By Wednesday night, the machine appeared to be heading for an overwhelming victory against two human contestants who had scored the best results in the 27-year history of the middle-brow, question-and-answer series.
This may sound a bit of an anti-climax compared to the last time the US computer giant pitted its machines against raw human brainpower. Fourteen years ago, IBM’s purpose-built Deep Blue machine edged past world chess champion Garry Kasparov in a six-game match by two games to one, with three draws.
But in fact the move from the pure mathematics realm of chess to the less orderly world of language and popular culture represents a big leap for computing – and one that could have an impact surprisingly quickly on both everyday life and business competitiveness.

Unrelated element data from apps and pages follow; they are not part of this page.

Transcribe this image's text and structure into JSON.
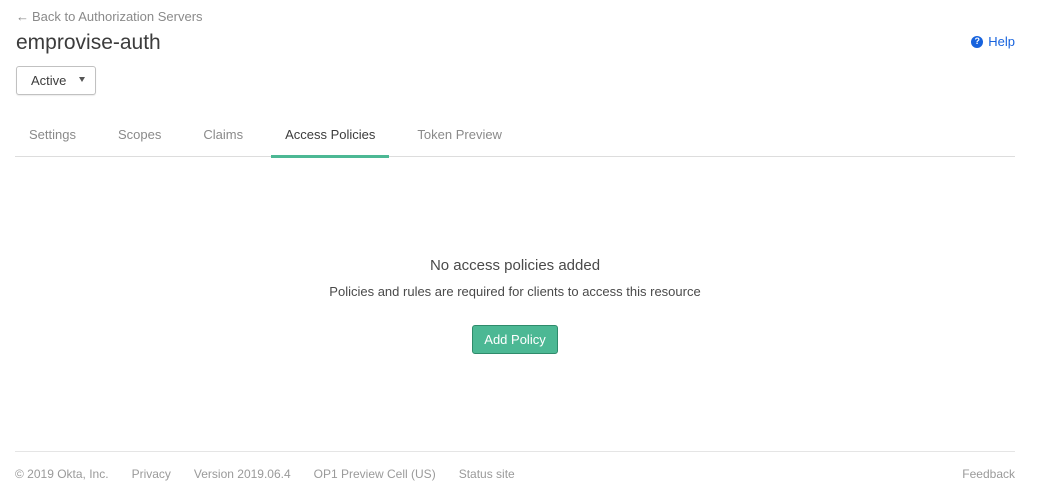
{
  "header": {
    "back_arrow": "←",
    "back_label": "Back to Authorization Servers",
    "title": "emprovise-auth",
    "help_icon_glyph": "?",
    "help_label": "Help"
  },
  "status_select": {
    "value": "Active"
  },
  "tabs": [
    {
      "label": "Settings",
      "active": false
    },
    {
      "label": "Scopes",
      "active": false
    },
    {
      "label": "Claims",
      "active": false
    },
    {
      "label": "Access Policies",
      "active": true
    },
    {
      "label": "Token Preview",
      "active": false
    }
  ],
  "empty_state": {
    "title": "No access policies added",
    "description": "Policies and rules are required for clients to access this resource",
    "button_label": "Add Policy"
  },
  "footer": {
    "copyright": "© 2019 Okta, Inc.",
    "privacy": "Privacy",
    "version": "Version 2019.06.4",
    "cell": "OP1 Preview Cell (US)",
    "status_site": "Status site",
    "feedback": "Feedback"
  },
  "colors": {
    "accent": "#4cb894",
    "link": "#1662dd",
    "muted_text": "#8a8a8a"
  }
}
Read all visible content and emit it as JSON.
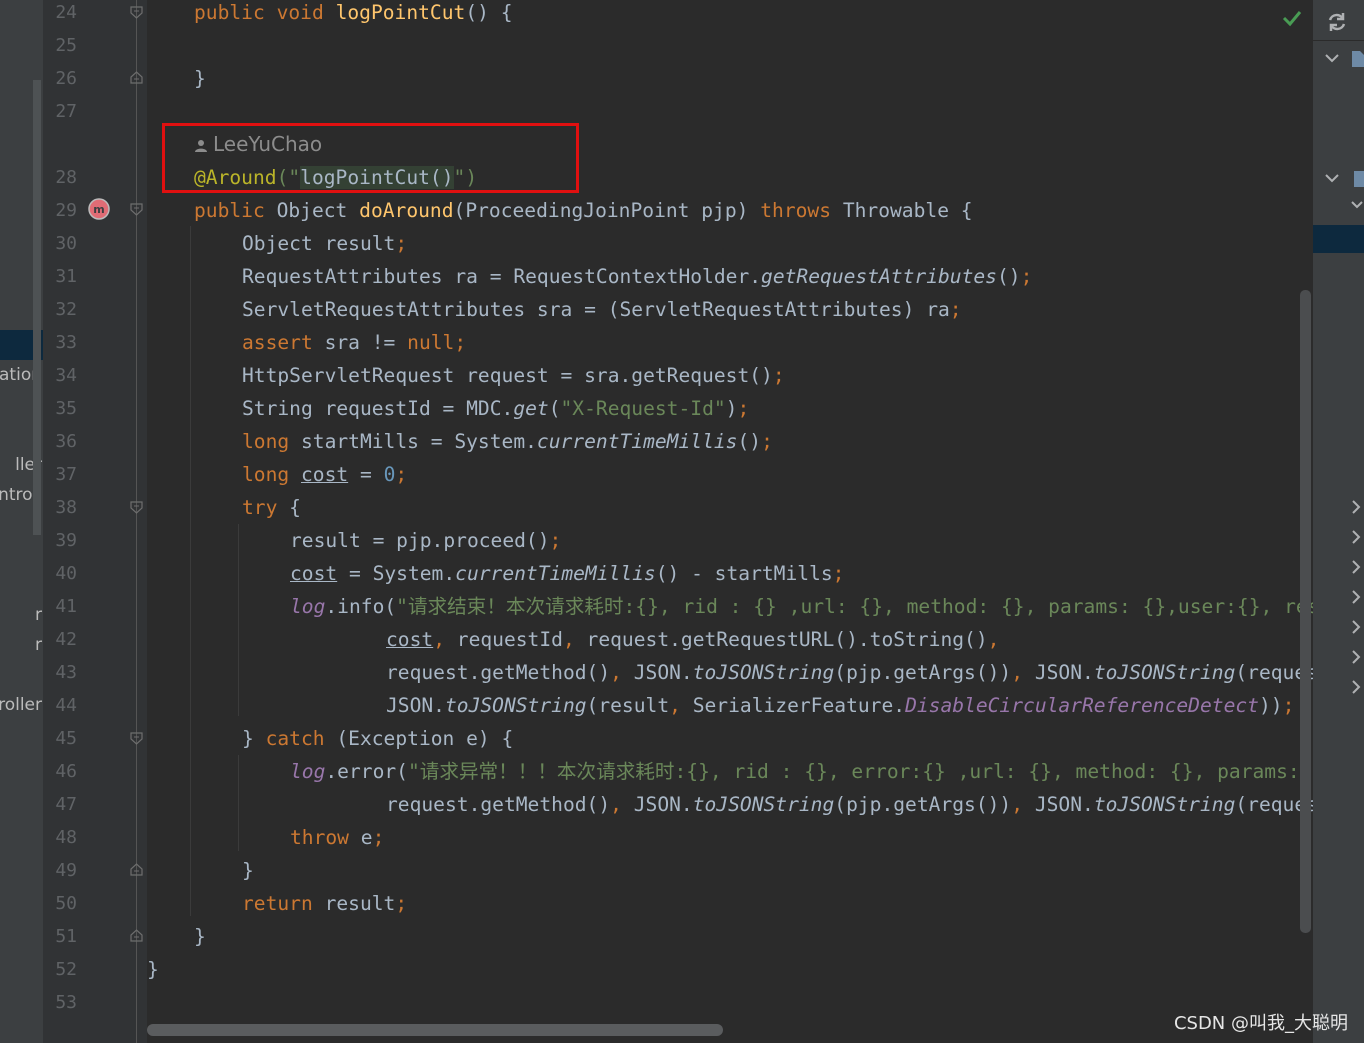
{
  "project_panel": {
    "fragments": [
      "ation",
      "ller",
      "ntroll",
      "r",
      "r",
      "roller"
    ]
  },
  "editor": {
    "line_numbers": [
      "24",
      "25",
      "26",
      "27",
      "28",
      "29",
      "30",
      "31",
      "32",
      "33",
      "34",
      "35",
      "36",
      "37",
      "38",
      "39",
      "40",
      "41",
      "42",
      "43",
      "44",
      "45",
      "46",
      "47",
      "48",
      "49",
      "50",
      "51",
      "52",
      "53"
    ],
    "author": "LeeYuChao",
    "code": {
      "l24_pub": "public void ",
      "l24_fn": "logPointCut",
      "l24_rest": "() {",
      "l26": "}",
      "l28_ann": "@Around",
      "l28_p1": "(\"",
      "l28_ref": "logPointCut()",
      "l28_p2": "\")",
      "l29_pub": "public ",
      "l29_type": "Object ",
      "l29_fn": "doAround",
      "l29_params": "(ProceedingJoinPoint pjp) ",
      "l29_throws": "throws",
      "l29_rest": " Throwable {",
      "l30_a": "Object result",
      "l30_semi": ";",
      "l31_a": "RequestAttributes ra = RequestContextHolder.",
      "l31_it": "getRequestAttributes",
      "l31_b": "()",
      "l31_semi": ";",
      "l32_a": "ServletRequestAttributes sra = (ServletRequestAttributes) ra",
      "l32_semi": ";",
      "l33_kw": "assert",
      "l33_a": " sra != ",
      "l33_null": "null",
      "l33_semi": ";",
      "l34_a": "HttpServletRequest request = sra.getRequest()",
      "l34_semi": ";",
      "l35_a": "String requestId = MDC.",
      "l35_it": "get",
      "l35_p1": "(",
      "l35_str": "\"X-Request-Id\"",
      "l35_p2": ")",
      "l35_semi": ";",
      "l36_kw": "long",
      "l36_a": " startMills = System.",
      "l36_it": "currentTimeMillis",
      "l36_b": "()",
      "l36_semi": ";",
      "l37_kw": "long",
      "l37_sp": " ",
      "l37_cost": "cost",
      "l37_eq": " = ",
      "l37_num": "0",
      "l37_semi": ";",
      "l38_kw": "try",
      "l38_a": " {",
      "l39_a": "result = pjp.proceed()",
      "l39_semi": ";",
      "l40_cost": "cost",
      "l40_a": " = System.",
      "l40_it": "currentTimeMillis",
      "l40_b": "() - startMills",
      "l40_semi": ";",
      "l41_log": "log",
      "l41_a": ".info(",
      "l41_str": "\"请求结束！本次请求耗时:{}, rid : {} ,url: {}, method: {}, params: {},user:{}, response: {}\"",
      "l41_comma": ",",
      "l42_cost": "cost",
      "l42_c1": ",",
      "l42_a": " requestId",
      "l42_c2": ",",
      "l42_b": " request.getRequestURL().toString()",
      "l42_c3": ",",
      "l43_a": "request.getMethod()",
      "l43_c1": ",",
      "l43_b": " JSON.",
      "l43_it1": "toJSONString",
      "l43_c": "(pjp.getArgs())",
      "l43_c2": ",",
      "l43_d": " JSON.",
      "l43_it2": "toJSONString",
      "l43_e": "(request.getUserPrincipal()),",
      "l44_a": "JSON.",
      "l44_it": "toJSONString",
      "l44_b": "(result",
      "l44_c1": ",",
      "l44_c": " SerializerFeature.",
      "l44_fld": "DisableCircularReferenceDetect",
      "l44_d": "))",
      "l44_semi": ";",
      "l45_a": "} ",
      "l45_kw": "catch",
      "l45_b": " (Exception e) {",
      "l46_log": "log",
      "l46_a": ".error(",
      "l46_str": "\"请求异常！！！本次请求耗时:{}, rid : {}, error:{} ,url: {}, method: {}, params: {}\"",
      "l47_a": "request.getMethod()",
      "l47_c1": ",",
      "l47_b": " JSON.",
      "l47_it1": "toJSONString",
      "l47_c": "(pjp.getArgs())",
      "l47_c2": ",",
      "l47_d": " JSON.",
      "l47_it2": "toJSONString",
      "l47_e": "(request.getUserPrincipal()));",
      "l48_kw": "throw",
      "l48_a": " e",
      "l48_semi": ";",
      "l49": "}",
      "l50_kw": "return",
      "l50_a": " result",
      "l50_semi": ";",
      "l51": "}",
      "l52": "}"
    }
  },
  "watermark": "CSDN @叫我_大聪明",
  "colors": {
    "keyword": "#cc7832",
    "method_decl": "#ffc66d",
    "string": "#6a8759",
    "number": "#6897bb",
    "annotation": "#bbb529",
    "field": "#9876aa",
    "default_text": "#a9b7c6",
    "highlight_box": "#e01010"
  },
  "icons": [
    "checkmark-icon",
    "refresh-icon",
    "collapse-icon",
    "expand-icon",
    "maven-icon",
    "user-icon",
    "fold-icon"
  ]
}
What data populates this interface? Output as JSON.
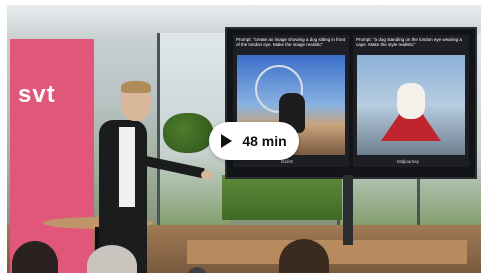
{
  "banner": {
    "text": "svt"
  },
  "slide": {
    "left_prompt": "Prompt: \"create an image showing a dog sitting in front of the london eye. Make the image realistic\"",
    "left_caption": "Dall-E",
    "right_prompt": "Prompt: \"a dog standing on the london eye wearing a cape. Make the style realistic\"",
    "right_caption": "Midjourney"
  },
  "video": {
    "duration": "48 min",
    "play_icon": "play-icon"
  },
  "colors": {
    "banner": "#e0577a",
    "badge_bg": "#ffffff",
    "cape": "#c0242c"
  }
}
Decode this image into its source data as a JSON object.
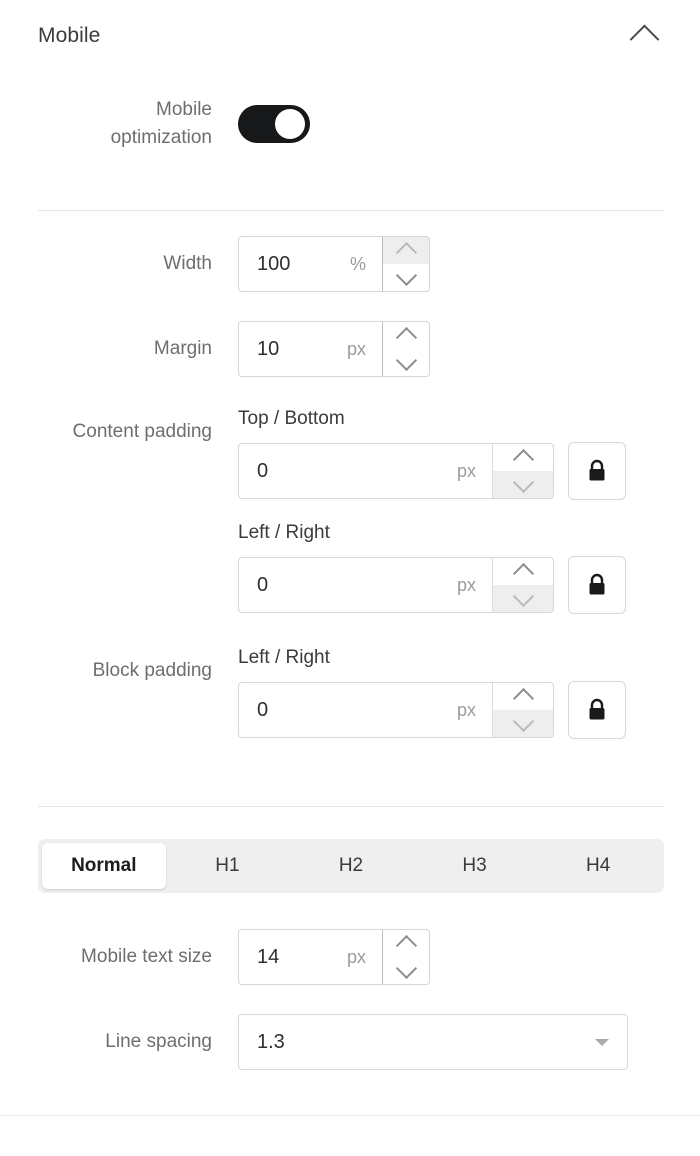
{
  "panel": {
    "title": "Mobile",
    "collapse_icon": "chevron-up-icon"
  },
  "mobile_optimization": {
    "label_line1": "Mobile",
    "label_line2": "optimization",
    "state": "on",
    "toggle_on_color": "#16181a",
    "knob_color": "#ffffff"
  },
  "width": {
    "label": "Width",
    "value": "100",
    "unit": "%",
    "spinner_hover": "up"
  },
  "margin": {
    "label": "Margin",
    "value": "10",
    "unit": "px",
    "spinner_hover": "none"
  },
  "content_padding": {
    "label": "Content padding",
    "top_bottom": {
      "sublabel": "Top / Bottom",
      "value": "0",
      "unit": "px",
      "spinner_hover": "down",
      "lock_icon": "lock-closed-icon"
    },
    "left_right": {
      "sublabel": "Left / Right",
      "value": "0",
      "unit": "px",
      "spinner_hover": "down",
      "lock_icon": "lock-closed-icon"
    }
  },
  "block_padding": {
    "label": "Block padding",
    "left_right": {
      "sublabel": "Left / Right",
      "value": "0",
      "unit": "px",
      "spinner_hover": "down",
      "lock_icon": "lock-closed-icon"
    }
  },
  "style_tabs": {
    "items": [
      {
        "label": "Normal",
        "active": true
      },
      {
        "label": "H1",
        "active": false
      },
      {
        "label": "H2",
        "active": false
      },
      {
        "label": "H3",
        "active": false
      },
      {
        "label": "H4",
        "active": false
      }
    ]
  },
  "mobile_text_size": {
    "label": "Mobile text size",
    "value": "14",
    "unit": "px",
    "spinner_hover": "none"
  },
  "line_spacing": {
    "label": "Line spacing",
    "value": "1.3",
    "dropdown_icon": "triangle-down-icon"
  },
  "colors": {
    "background": "#ffffff",
    "label_text": "#6e6e6e",
    "value_text": "#2f2f2f",
    "unit_text": "#9b9b9b",
    "border": "#d6d6d6",
    "divider": "#e6e6e6",
    "tabbar_bg": "#efefef",
    "accent_dark": "#16181a"
  }
}
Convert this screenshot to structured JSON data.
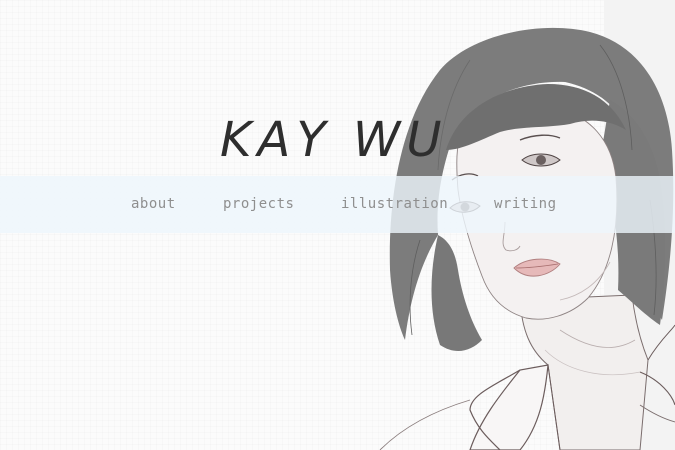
{
  "site": {
    "title": "KAY WU"
  },
  "nav": {
    "items": [
      {
        "label": "about"
      },
      {
        "label": "projects"
      },
      {
        "label": "illustration"
      },
      {
        "label": "writing"
      }
    ]
  },
  "hero": {
    "image": "pencil-sketch-portrait-of-woman-with-bob-haircut"
  },
  "colors": {
    "background": "#fbfbfb",
    "nav_band": "#eef6fc",
    "nav_text": "#8f8f8f",
    "title_text": "#2e2e2e",
    "hair": "#7e7e7e"
  }
}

The history of artificial intelligence is full of false dawns. Attempts to build machines capable of emulating human thought seem only to prove that the subtlety of the human mind cannot be reduced to an algorithm. Yet with advances such as the quiz show-playing system, big steps are being made in techniques closely linked to machine intelligence.
Saturday, February 19, 2011
Information technology: Mind games